Living with a typically non-terminal yet lifelong progressive chronic illness can leave me to wrestle with deep questions about the goodness of God. For me moving forward in the midst of these feelings is not only allowing myself to grieve and process loss as it occurs but to then bathe than brokenness in God’s truth. I love in Romans where He says that nothing we go through will be wasted. That brings great comfort to my heart. It also means that my feelings are not the end all be all, yes I need to allow myself to experience all of them, but it does not give me permission to act on all of them.

I recently had the opportunity to act on letting my faith lead the way. (Well I’m sure He has given me lots of opportunities this was just the first one I ever TRULY seized.) We were driving home from PA and two hours before we got home my kneecap dislocated in the car. We knew we needed to reduce it before treating with medication and that I would need my straight leg brace. Our car was packed and even if we could’ve gotten to my brace suitcase, I wouldn’t be able to sit with my leg out straight. We also knew that if we put it back in, but it wasn’t braced, it would just slip right back out. In knowing all those things, we made the hard decision to just get home. I was crying my eyes out, and Jared was just holding my hand as we sat in silence listening to our car playlist. In that silence, I started letting bitterness (as you know I joke that bitterness is my reverse spiritual gift) and discontent flood my mind. The enemy got in my head in the silence and was influencing the state of my heart and thoughts. I recognized this and I asked Jared to put our worship playlist on. He was a bit taken back (I’m sure he thought I was going to ask him to play the jonas brothers or taylor swift) but he did. The song “see a victory” by elevation worship came on, and as the tears poured down my cheeks I choked out the words and opened my free hand. Friends, I don’t remember how we got through those two hours, but I have never felt God so present as I did in that moment. I hope that I never forget it, whenever I hear this song my heart beats a little faster and I long for His presence. 

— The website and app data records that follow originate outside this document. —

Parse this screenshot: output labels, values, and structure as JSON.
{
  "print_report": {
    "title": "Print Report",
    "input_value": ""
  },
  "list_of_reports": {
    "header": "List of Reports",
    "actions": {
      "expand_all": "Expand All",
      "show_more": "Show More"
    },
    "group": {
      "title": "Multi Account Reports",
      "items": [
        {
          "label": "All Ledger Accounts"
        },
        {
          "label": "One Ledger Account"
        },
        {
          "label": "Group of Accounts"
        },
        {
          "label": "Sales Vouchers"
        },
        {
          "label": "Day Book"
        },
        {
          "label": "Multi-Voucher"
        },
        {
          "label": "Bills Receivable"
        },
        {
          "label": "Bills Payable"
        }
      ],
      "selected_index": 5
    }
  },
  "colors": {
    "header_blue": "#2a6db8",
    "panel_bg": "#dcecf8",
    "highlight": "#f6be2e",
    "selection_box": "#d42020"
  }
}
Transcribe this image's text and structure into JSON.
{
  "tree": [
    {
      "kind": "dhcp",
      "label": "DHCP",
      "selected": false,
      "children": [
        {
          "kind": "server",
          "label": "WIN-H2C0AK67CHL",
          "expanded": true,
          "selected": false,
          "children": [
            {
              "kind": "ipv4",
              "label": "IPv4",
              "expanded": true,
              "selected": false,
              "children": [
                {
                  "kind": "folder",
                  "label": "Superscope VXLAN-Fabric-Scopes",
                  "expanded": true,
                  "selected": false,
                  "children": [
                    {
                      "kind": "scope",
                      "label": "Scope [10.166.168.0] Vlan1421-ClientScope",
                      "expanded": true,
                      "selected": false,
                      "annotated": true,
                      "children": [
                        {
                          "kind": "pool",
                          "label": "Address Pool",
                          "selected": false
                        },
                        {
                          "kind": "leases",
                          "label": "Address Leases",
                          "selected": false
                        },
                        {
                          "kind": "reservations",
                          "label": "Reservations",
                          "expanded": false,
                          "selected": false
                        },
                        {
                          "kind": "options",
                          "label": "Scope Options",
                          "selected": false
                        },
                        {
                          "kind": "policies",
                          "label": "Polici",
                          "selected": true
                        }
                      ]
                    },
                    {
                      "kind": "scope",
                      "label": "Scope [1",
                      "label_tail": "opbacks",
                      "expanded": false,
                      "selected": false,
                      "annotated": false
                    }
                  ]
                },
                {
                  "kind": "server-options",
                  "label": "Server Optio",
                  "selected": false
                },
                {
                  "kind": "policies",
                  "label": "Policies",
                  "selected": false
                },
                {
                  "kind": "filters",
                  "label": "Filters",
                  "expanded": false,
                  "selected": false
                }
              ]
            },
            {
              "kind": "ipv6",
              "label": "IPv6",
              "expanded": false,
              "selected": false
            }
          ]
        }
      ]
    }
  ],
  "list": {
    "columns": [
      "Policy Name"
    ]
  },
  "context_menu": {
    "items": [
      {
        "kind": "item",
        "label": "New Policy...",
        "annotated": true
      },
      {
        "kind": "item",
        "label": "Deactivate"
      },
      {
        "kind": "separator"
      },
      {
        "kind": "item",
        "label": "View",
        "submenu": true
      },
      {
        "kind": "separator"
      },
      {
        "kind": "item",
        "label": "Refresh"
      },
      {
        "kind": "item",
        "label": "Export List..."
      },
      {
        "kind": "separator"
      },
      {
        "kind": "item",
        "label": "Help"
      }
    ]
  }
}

He will go where you invite Him. At the end of the chapter, she reminds us that when we let His soundtrack play louder than we are singing to it, we can wrestle well with it because we aren’t left to hold it all together on our own. 

I challenge you to wrestle between these two gardens by, on your own, getting quiet, grabbing some tissues, and telling Him about the disappointments you are facing. Get real with Him. Tell Him about the hurt, exhaustion, and overwhelm. Feel all the feelings. Bathe in the brokenness, and then bathe that brokenness in the truth of His Word, and if you need help figuring out where to look for that truth in brokenness please reach out, I would love to come alongside you. 

Try to also keep the truth in mind that we will not have to wrestle forever.

We won’t have to wrestle well, because we will be well.

TerKeurst, Lysa. It’s Not Supposed to Be This Way (p. 10). Thomas Nelson. Kindle Edition. 

Here are some things to remember as we conclude:

Sometimes to get your life back, you have to face death of what you thought your life would look like. 

Disappointment is that feeling things should be better than they are.

But disappointment isn’t proof that God is withholding good things from us. Sometimes it’s His way of leading us Home.

If the enemy can isolate us, he can influence us.

we will never appreciate or even desire the hope of our True Love if lesser loves don’t disappoint.

God knows before we eternally dwell we will have to learn how to wrestle well.

We won’t have to wrestle well, because we will be well.

TerKeurst, Lysa. It’s Not Supposed to Be This Way (p. 12). Thomas Nelson. Kindle Edition. 

Prayer from Lysa:


Living in the messy middle between two gardens is so trying at times. Teach me to wrestle well between my faith and my feelings when life disappoints in ways I never imagined. My disappointments don’t feel like a gift at all, but I’m going to trust You—the Giver of good gifts. Release an atmosphere of hope in my right-now life, I pray. In Jesus’ name, amen.

TerKeurst, Lysa. It’s Not Supposed to Be This Way (p. 13). Thomas Nelson. Kindle Edition.